Francis

Francis


 

Hur's 'The Archive' series is left intentionally unglazed. "The raw stoneware is a celebration of the clay's original nature and innate quality," she says. "With the exterior left bare and neutral, the viewer is also free to discern the effects of the ever-changing environment in which the object dwells.”

 

 


Ceramic Artist

Yoon-Young Hur

Yoon-Young Hur is a ceramic artist based in Seoul and New York. Inspired by the full breadth of Korean ceramic history, from ancient earthenware to the white porcelain of the Joseon dynasty, her pieces, fired by hand in Seoul, both preserve and reinterpret this cultural heritage.

Hur studied fine art at the School of The Art Institute of Chicago, and went on to study architecture at The Irwin S. Chanin School of Architecture at Cooper Union. Her approach to design, process and practice is grounded in these disciplines: “My education in art and architecture has become part of me,” she says. “In that sense, it is inseparable from my art practice.” Consequently, to fully consider an artwork’s setting deeply inspires her.
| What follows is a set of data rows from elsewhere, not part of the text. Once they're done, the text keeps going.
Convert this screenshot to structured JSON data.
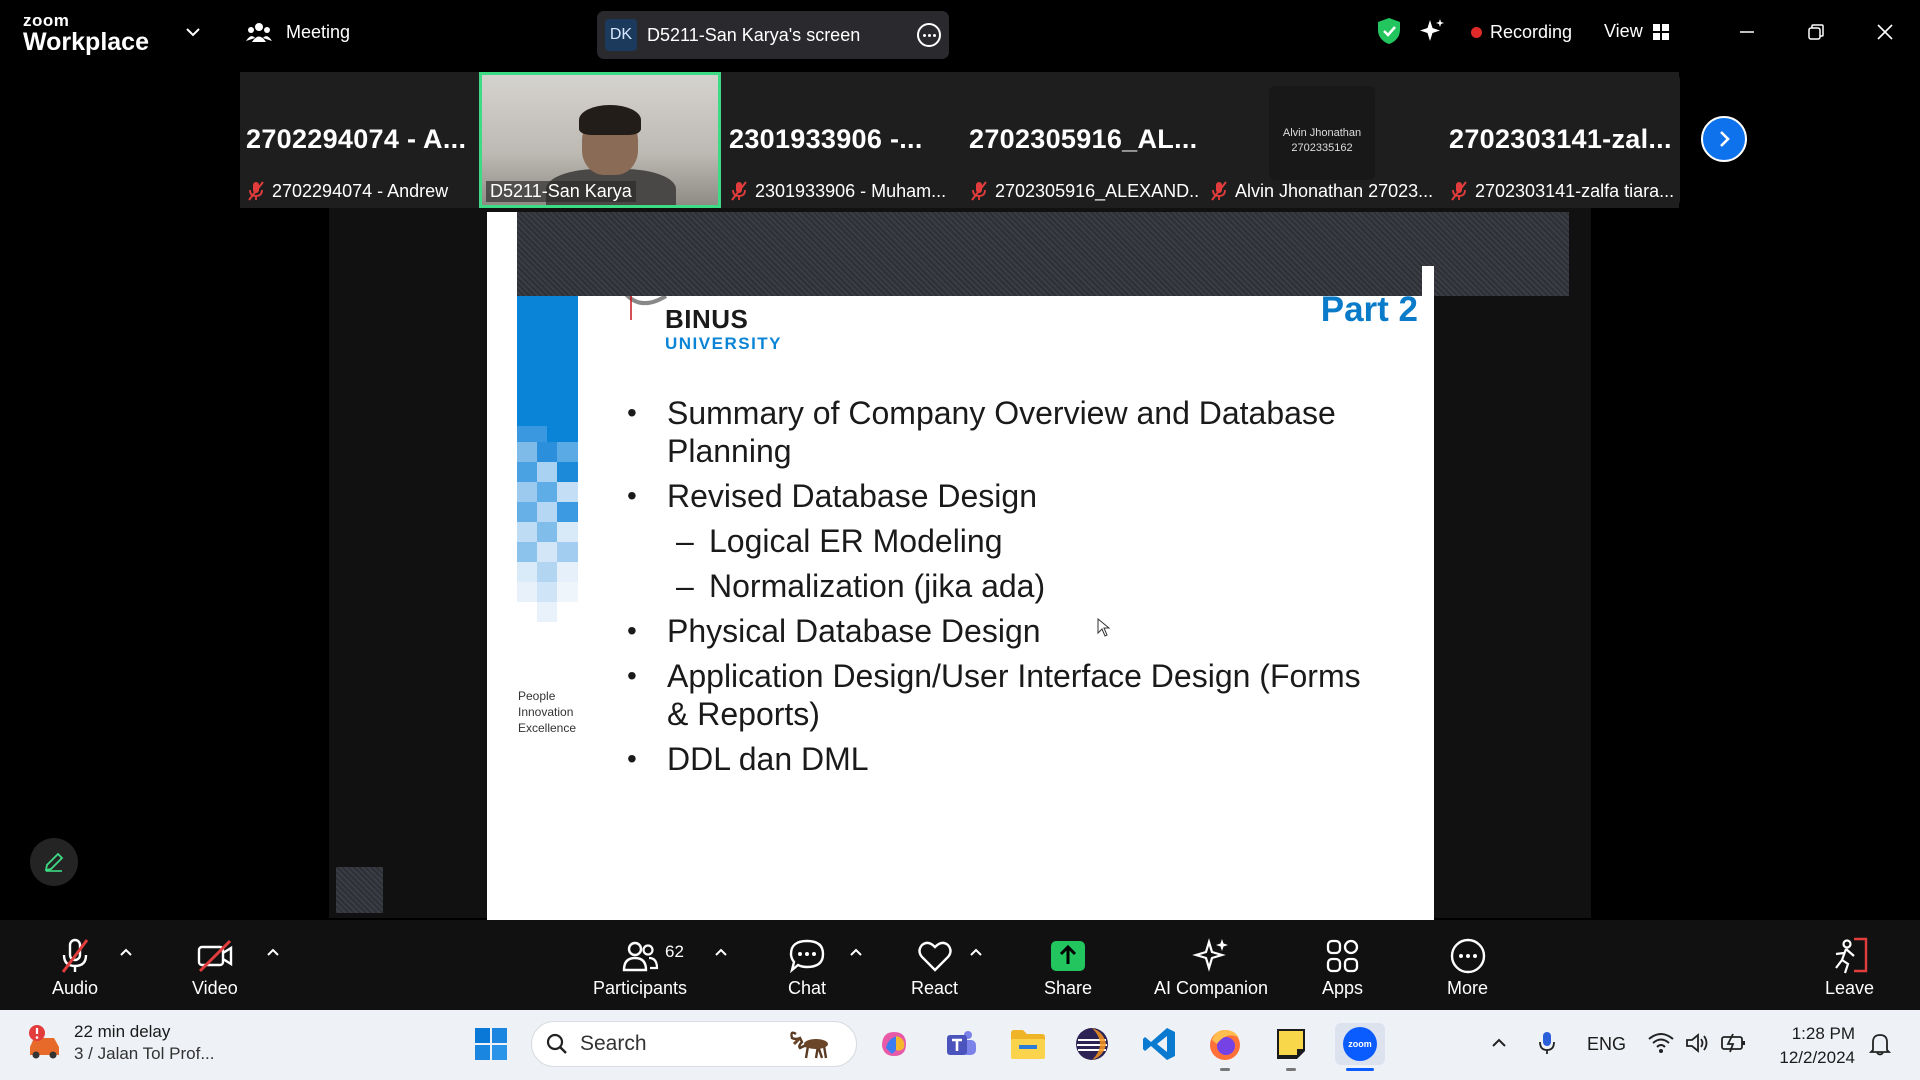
{
  "app": {
    "logo_line1": "zoom",
    "logo_line2": "Workplace",
    "meeting_label": "Meeting",
    "screen_initials": "DK",
    "screen_label": "D5211-San Karya's screen",
    "recording_label": "Recording",
    "view_label": "View"
  },
  "strip": {
    "tiles": [
      {
        "big": "2702294074 - A...",
        "name": "2702294074 - Andrew"
      },
      {
        "big": "",
        "name": "D5211-San Karya"
      },
      {
        "big": "2301933906 -...",
        "name": "2301933906 - Muham..."
      },
      {
        "big": "2702305916_AL...",
        "name": "2702305916_ALEXAND..."
      },
      {
        "big": "",
        "name": "Alvin Jhonathan 27023...",
        "card_line1": "Alvin Jhonathan",
        "card_line2": "2702335162"
      },
      {
        "big": "2702303141-zal...",
        "name": "2702303141-zalfa tiara..."
      }
    ]
  },
  "slide": {
    "brand": "BINUS",
    "brand_sub": "UNIVERSITY",
    "part": "Part 2",
    "tagline1": "People",
    "tagline2": "Innovation",
    "tagline3": "Excellence",
    "items": [
      "Summary of Company Overview and Database Planning",
      "Revised Database Design",
      "Logical ER Modeling",
      "Normalization (jika ada)",
      "Physical Database Design",
      "Application Design/User Interface Design (Forms & Reports)",
      "DDL dan DML"
    ]
  },
  "controls": {
    "audio": "Audio",
    "video": "Video",
    "participants": "Participants",
    "participant_count": "62",
    "chat": "Chat",
    "react": "React",
    "share": "Share",
    "ai": "AI Companion",
    "apps": "Apps",
    "more": "More",
    "leave": "Leave"
  },
  "taskbar": {
    "weather_line1": "22 min delay",
    "weather_line2": "3 / Jalan Tol Prof...",
    "search_placeholder": "Search",
    "lang": "ENG",
    "time": "1:28 PM",
    "date": "12/2/2024"
  },
  "colors": {
    "zoom_blue": "#0e72ed",
    "active_speaker": "#3ddc84",
    "binus_blue": "#0a84d6",
    "recording_red": "#e02a2a",
    "share_green": "#22c55e"
  }
}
In the series Hur has created for Francis Gallery, titled ‘The Archive’, each piece takes a traditional form, such as a moon vase or a funerary urn. The milky interior glaze cracks during the firing process, creating a fragile yet dynamic pattern. For Hur, it is reminiscent of an egg hatching, suggesting a sense of “beginning and birthing.” The exteriors are unglazed, and reflect the distinctive tones and textures of the surrounding Bath stone. “The raw stoneware is a celebration of the clay’s original nature and innate quality,” says Hur. “With the exterior left bare and neutral, the viewer is also free to discern the effects of the ever-changing environment in which the object dwells.”